Work on the foundation of the Tulnuxw Lelum Cultural Learning Space building at Bowser school goes on in early fall. Organizers of the project have since asked the RDN for more money and more time to finish the project, while they continue to fundraise. — Submitted by Laura Bonnor

Bowser school asks RDN to double funding for outdoor learning area

From $30,000 to $60,000 for Tulnuxw Lelum Cultural Learning Space

Bowser Elementary School is looking to the Regional District of Nanaimo to double the funding of an outdoor learning space that aims to teach greater understanding about local First Nations.

The school’s Tulnuxw Lelum Cultural Learning Space project has been ongoing since 2016, with a fire pit, a garden of local flora and trails comprising the first phase of the work.

Since June 21, work on constructing a traditional Aboriginal building beside the fire pit has been ongoing.

Originally estimated to cost $50,000, the 24- by 36-foot building had some donors lined up before work began, with local individuals and companies contributing donations, and the RDN pledging $30,000.

Teacher Laura Bonnor, one of the project organizers, was also hopeful the building could be useable by September.

However, in a letter to the RDN board, she and other organizers asked the RDN to increase their funding pledge from $30,000 to $60,000.

“We have begun on the foundations and are proceeding with the structure,” reads the letter, received by the RDN Committee of the Whole on Oct. 10. “However, construction costs throughout the process have continued to escalate.”

Those unforseen costs include extra work in preparing the ground for the foundation, difficulty in finding construction companies to work with, and a general increase in the cost of the work since the school applied for funding, said Bonnor.

“Also I’m sure we were a bit thrifty… thinking we could get it done for cheaper than we could,” she said.

The letter also asks that the RDN move the deadline for the project from the beginning of November of this year to Nov. 11, 2018. Weather is slowing the foundation work, said Bonnor, adding that organizers continue to hope to find a timber company willing to donate logs.

The idea isn’t necessarily to use all the time or the money they’ve asked of the RDN, said Bonnor.

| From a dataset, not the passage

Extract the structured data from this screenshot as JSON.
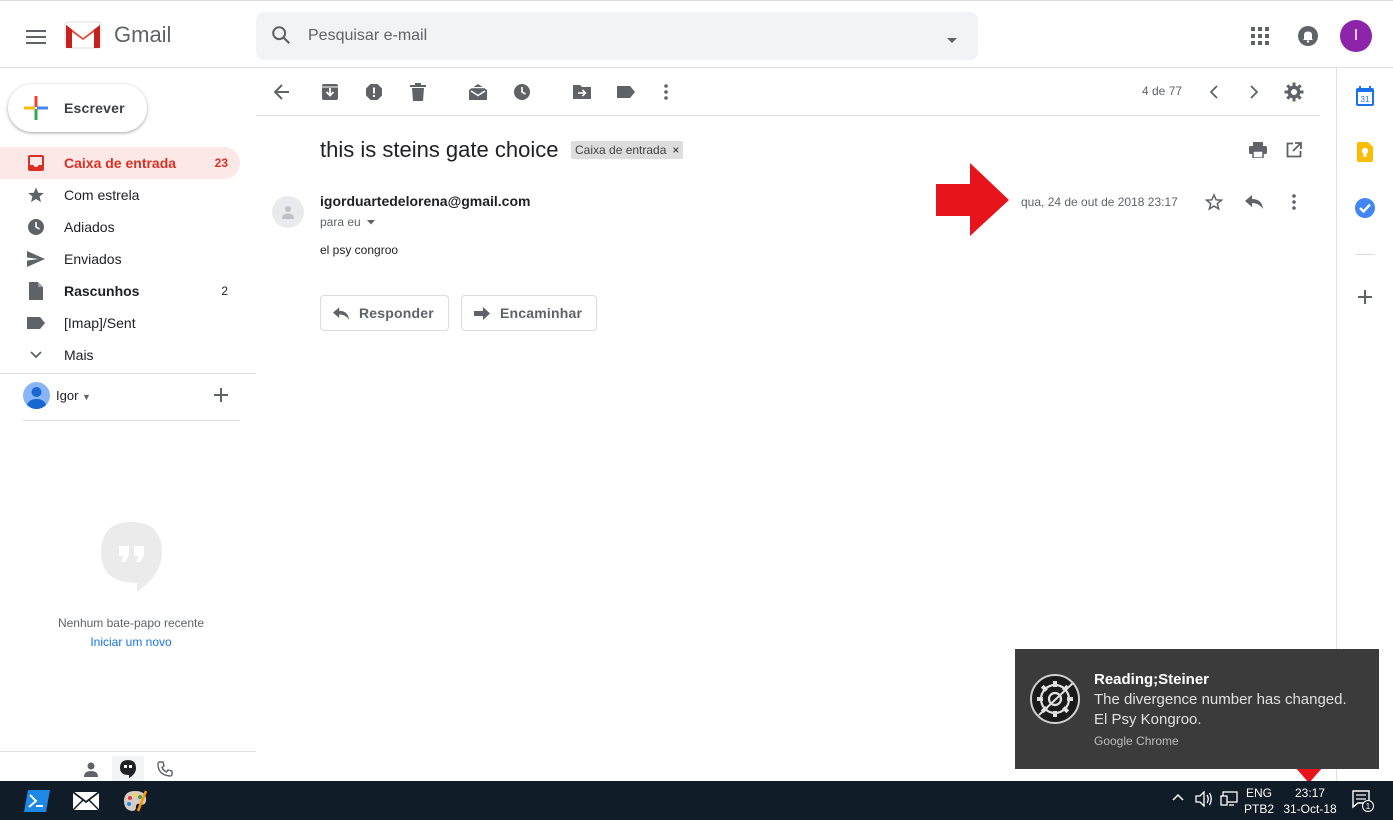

Securing the funds from the RDN would allow work on the project to continue as she and others continue to secure donations from elsewhere.

“We can’t go out on a limb and say to a company that we’d be able to pay this, and then we can’t as it turns out,” Bonnor said. “In order to proceed, we need some assurances that we can cover (costs). But we are still receiving all kinds of support from the community.”

Talks with the local Rotary Club having begun, and the Qualicum First Nation Band is providing support, said Bonnor.

“We’re very optimistic,” she said.

The committee of the whole has unanimously passed a motion to allocate up to $60,000 and extend the deadline into November. The motion has yet to be carried by the RDN board.